---- Data supplied

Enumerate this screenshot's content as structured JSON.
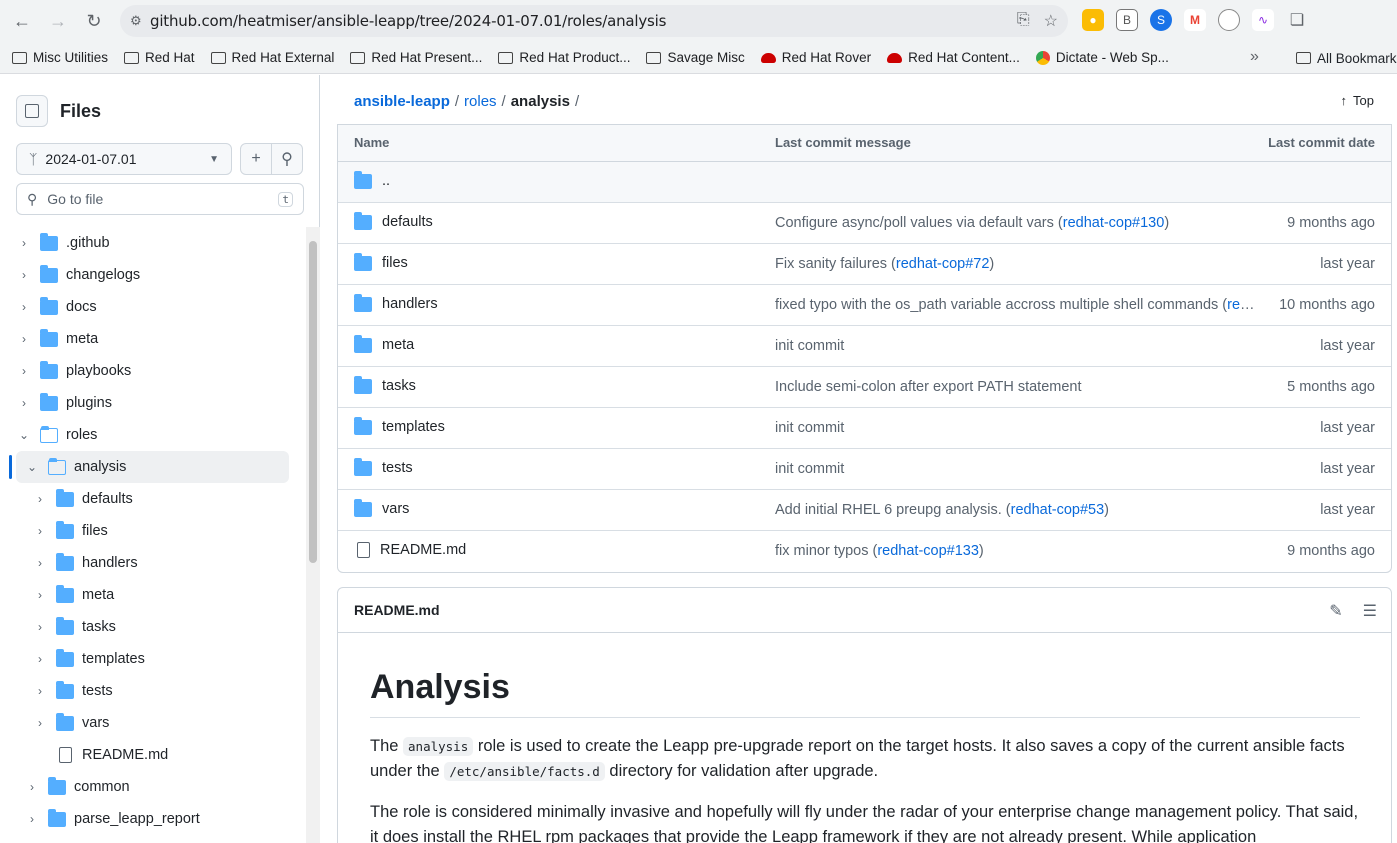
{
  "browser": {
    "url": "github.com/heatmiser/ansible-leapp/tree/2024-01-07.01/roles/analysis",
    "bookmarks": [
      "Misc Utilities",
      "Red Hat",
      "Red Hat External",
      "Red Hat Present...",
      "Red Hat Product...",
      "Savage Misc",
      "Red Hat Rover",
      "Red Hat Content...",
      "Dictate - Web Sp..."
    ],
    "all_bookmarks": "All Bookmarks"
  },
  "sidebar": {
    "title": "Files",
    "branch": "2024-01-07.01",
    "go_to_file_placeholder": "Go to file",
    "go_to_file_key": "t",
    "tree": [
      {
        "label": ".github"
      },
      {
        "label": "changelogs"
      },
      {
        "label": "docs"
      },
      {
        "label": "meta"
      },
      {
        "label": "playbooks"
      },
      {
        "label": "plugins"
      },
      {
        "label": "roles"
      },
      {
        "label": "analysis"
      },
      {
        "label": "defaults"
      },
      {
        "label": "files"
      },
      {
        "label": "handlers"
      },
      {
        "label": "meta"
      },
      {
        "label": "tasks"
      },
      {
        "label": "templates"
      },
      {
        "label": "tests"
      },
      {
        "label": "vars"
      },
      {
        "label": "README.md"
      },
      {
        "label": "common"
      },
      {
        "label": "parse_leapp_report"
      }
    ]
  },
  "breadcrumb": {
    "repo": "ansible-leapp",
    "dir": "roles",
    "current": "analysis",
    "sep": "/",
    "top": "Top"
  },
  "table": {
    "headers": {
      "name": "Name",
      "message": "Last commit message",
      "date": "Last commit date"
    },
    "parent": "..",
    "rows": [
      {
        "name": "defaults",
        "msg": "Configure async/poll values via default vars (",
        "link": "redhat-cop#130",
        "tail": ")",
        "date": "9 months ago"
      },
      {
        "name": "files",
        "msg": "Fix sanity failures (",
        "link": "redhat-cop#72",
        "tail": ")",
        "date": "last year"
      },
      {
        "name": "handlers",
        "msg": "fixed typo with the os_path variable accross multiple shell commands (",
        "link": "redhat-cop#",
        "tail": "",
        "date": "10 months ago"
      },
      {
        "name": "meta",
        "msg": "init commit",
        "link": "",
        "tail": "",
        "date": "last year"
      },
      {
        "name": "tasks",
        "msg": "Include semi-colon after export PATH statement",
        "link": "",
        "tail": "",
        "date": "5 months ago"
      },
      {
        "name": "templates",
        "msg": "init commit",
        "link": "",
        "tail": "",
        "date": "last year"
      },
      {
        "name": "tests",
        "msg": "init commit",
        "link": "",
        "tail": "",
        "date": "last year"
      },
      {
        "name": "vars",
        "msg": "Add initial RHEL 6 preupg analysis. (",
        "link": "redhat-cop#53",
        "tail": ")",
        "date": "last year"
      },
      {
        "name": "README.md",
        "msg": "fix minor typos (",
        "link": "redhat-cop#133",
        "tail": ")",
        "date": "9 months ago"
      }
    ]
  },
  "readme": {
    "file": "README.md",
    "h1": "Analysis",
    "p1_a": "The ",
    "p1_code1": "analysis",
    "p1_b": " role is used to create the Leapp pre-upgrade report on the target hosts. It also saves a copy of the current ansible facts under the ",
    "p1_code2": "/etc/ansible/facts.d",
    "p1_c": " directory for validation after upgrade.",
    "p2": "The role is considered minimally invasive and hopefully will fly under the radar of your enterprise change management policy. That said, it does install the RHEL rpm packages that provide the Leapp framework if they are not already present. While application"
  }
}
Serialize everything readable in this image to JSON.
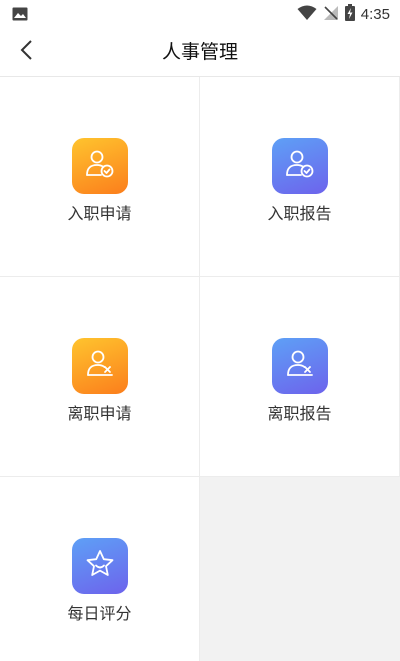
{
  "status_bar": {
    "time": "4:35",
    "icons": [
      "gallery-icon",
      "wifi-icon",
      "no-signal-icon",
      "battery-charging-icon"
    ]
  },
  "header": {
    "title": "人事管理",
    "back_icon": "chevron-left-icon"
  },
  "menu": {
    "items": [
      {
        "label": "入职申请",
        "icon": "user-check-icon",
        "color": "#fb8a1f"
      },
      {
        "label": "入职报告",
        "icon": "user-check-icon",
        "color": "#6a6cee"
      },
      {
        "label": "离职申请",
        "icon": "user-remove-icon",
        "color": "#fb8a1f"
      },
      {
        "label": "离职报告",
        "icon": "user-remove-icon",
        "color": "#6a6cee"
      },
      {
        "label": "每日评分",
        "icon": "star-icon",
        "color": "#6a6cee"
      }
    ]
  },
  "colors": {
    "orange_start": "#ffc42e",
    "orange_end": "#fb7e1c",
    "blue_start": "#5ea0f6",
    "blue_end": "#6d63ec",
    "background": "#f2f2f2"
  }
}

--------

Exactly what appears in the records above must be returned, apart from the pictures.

- [Completed task]:
Enumerate this screenshot's content as structured JSON.
{
  "browser": {
    "url": "github.com/heatmiser/ansible-leapp/tree/2024-01-07.01/roles/analysis",
    "bookmarks": [
      "Misc Utilities",
      "Red Hat",
      "Red Hat External",
      "Red Hat Present...",
      "Red Hat Product...",
      "Savage Misc",
      "Red Hat Rover",
      "Red Hat Content...",
      "Dictate - Web Sp..."
    ],
    "all_bookmarks": "All Bookmarks"
  },
  "sidebar": {
    "title": "Files",
    "branch": "2024-01-07.01",
    "go_to_file_placeholder": "Go to file",
    "go_to_file_key": "t",
    "tree": [
      {
        "label": ".github"
      },
      {
        "label": "changelogs"
      },
      {
        "label": "docs"
      },
      {
        "label": "meta"
      },
      {
        "label": "playbooks"
      },
      {
        "label": "plugins"
      },
      {
        "label": "roles"
      },
      {
        "label": "analysis"
      },
      {
        "label": "defaults"
      },
      {
        "label": "files"
      },
      {
        "label": "handlers"
      },
      {
        "label": "meta"
      },
      {
        "label": "tasks"
      },
      {
        "label": "templates"
      },
      {
        "label": "tests"
      },
      {
        "label": "vars"
      },
      {
        "label": "README.md"
      },
      {
        "label": "common"
      },
      {
        "label": "parse_leapp_report"
      }
    ]
  },
  "breadcrumb": {
    "repo": "ansible-leapp",
    "dir": "roles",
    "current": "analysis",
    "sep": "/",
    "top": "Top"
  },
  "table": {
    "headers": {
      "name": "Name",
      "message": "Last commit message",
      "date": "Last commit date"
    },
    "parent": "..",
    "rows": [
      {
        "name": "defaults",
        "msg": "Configure async/poll values via default vars (",
        "link": "redhat-cop#130",
        "tail": ")",
        "date": "9 months ago"
      },
      {
        "name": "files",
        "msg": "Fix sanity failures (",
        "link": "redhat-cop#72",
        "tail": ")",
        "date": "last year"
      },
      {
        "name": "handlers",
        "msg": "fixed typo with the os_path variable accross multiple shell commands (",
        "link": "redhat-cop#",
        "tail": "",
        "date": "10 months ago"
      },
      {
        "name": "meta",
        "msg": "init commit",
        "link": "",
        "tail": "",
        "date": "last year"
      },
      {
        "name": "tasks",
        "msg": "Include semi-colon after export PATH statement",
        "link": "",
        "tail": "",
        "date": "5 months ago"
      },
      {
        "name": "templates",
        "msg": "init commit",
        "link": "",
        "tail": "",
        "date": "last year"
      },
      {
        "name": "tests",
        "msg": "init commit",
        "link": "",
        "tail": "",
        "date": "last year"
      },
      {
        "name": "vars",
        "msg": "Add initial RHEL 6 preupg analysis. (",
        "link": "redhat-cop#53",
        "tail": ")",
        "date": "last year"
      },
      {
        "name": "README.md",
        "msg": "fix minor typos (",
        "link": "redhat-cop#133",
        "tail": ")",
        "date": "9 months ago"
      }
    ]
  },
  "readme": {
    "file": "README.md",
    "h1": "Analysis",
    "p1_a": "The ",
    "p1_code1": "analysis",
    "p1_b": " role is used to create the Leapp pre-upgrade report on the target hosts. It also saves a copy of the current ansible facts under the ",
    "p1_code2": "/etc/ansible/facts.d",
    "p1_c": " directory for validation after upgrade.",
    "p2": "The role is considered minimally invasive and hopefully will fly under the radar of your enterprise change management policy. That said, it does install the RHEL rpm packages that provide the Leapp framework if they are not already present. While application"
  }
}
Serialize everything readable in this image to JSON.
{
  "status_bar": {
    "time": "4:35",
    "icons": [
      "gallery-icon",
      "wifi-icon",
      "no-signal-icon",
      "battery-charging-icon"
    ]
  },
  "header": {
    "title": "人事管理",
    "back_icon": "chevron-left-icon"
  },
  "menu": {
    "items": [
      {
        "label": "入职申请",
        "icon": "user-check-icon",
        "color": "#fb8a1f"
      },
      {
        "label": "入职报告",
        "icon": "user-check-icon",
        "color": "#6a6cee"
      },
      {
        "label": "离职申请",
        "icon": "user-remove-icon",
        "color": "#fb8a1f"
      },
      {
        "label": "离职报告",
        "icon": "user-remove-icon",
        "color": "#6a6cee"
      },
      {
        "label": "每日评分",
        "icon": "star-icon",
        "color": "#6a6cee"
      }
    ]
  },
  "colors": {
    "orange_start": "#ffc42e",
    "orange_end": "#fb7e1c",
    "blue_start": "#5ea0f6",
    "blue_end": "#6d63ec",
    "background": "#f2f2f2"
  }
}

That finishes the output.